Action item =>
Give the records again exactly as written. Leave out the pictures.

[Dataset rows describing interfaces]

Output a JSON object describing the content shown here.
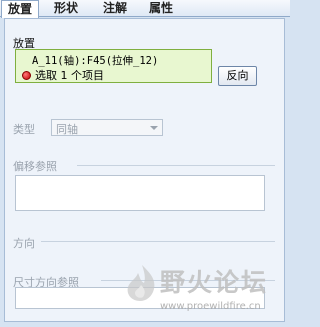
{
  "tabs": [
    {
      "label": "放置",
      "active": true
    },
    {
      "label": "形状",
      "active": false
    },
    {
      "label": "注解",
      "active": false
    },
    {
      "label": "属性",
      "active": false
    }
  ],
  "placement": {
    "label": "放置",
    "reference_line": "A_11(轴):F45(拉伸_12)",
    "selection_status": "选取 1 个项目",
    "reverse_button": "反向"
  },
  "type": {
    "label": "类型",
    "value": "同轴"
  },
  "offset_refs": {
    "label": "偏移参照"
  },
  "direction": {
    "label": "方向"
  },
  "dim_direction_refs": {
    "label": "尺寸方向参照"
  },
  "watermark": {
    "title": "野火论坛",
    "url": "www.proewildfire.cn"
  },
  "colors": {
    "selection_bg": "#e8f7d0",
    "selection_border": "#7faf3f",
    "status_dot": "#c40000",
    "disabled_text": "#9aa3ae"
  }
}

Output for this task =>
Output a JSON object describing the content shown here.
{
  "tabs": [
    {
      "label": "放置",
      "active": true
    },
    {
      "label": "形状",
      "active": false
    },
    {
      "label": "注解",
      "active": false
    },
    {
      "label": "属性",
      "active": false
    }
  ],
  "placement": {
    "label": "放置",
    "reference_line": "A_11(轴):F45(拉伸_12)",
    "selection_status": "选取 1 个项目",
    "reverse_button": "反向"
  },
  "type": {
    "label": "类型",
    "value": "同轴"
  },
  "offset_refs": {
    "label": "偏移参照"
  },
  "direction": {
    "label": "方向"
  },
  "dim_direction_refs": {
    "label": "尺寸方向参照"
  },
  "watermark": {
    "title": "野火论坛",
    "url": "www.proewildfire.cn"
  },
  "colors": {
    "selection_bg": "#e8f7d0",
    "selection_border": "#7faf3f",
    "status_dot": "#c40000",
    "disabled_text": "#9aa3ae"
  }
}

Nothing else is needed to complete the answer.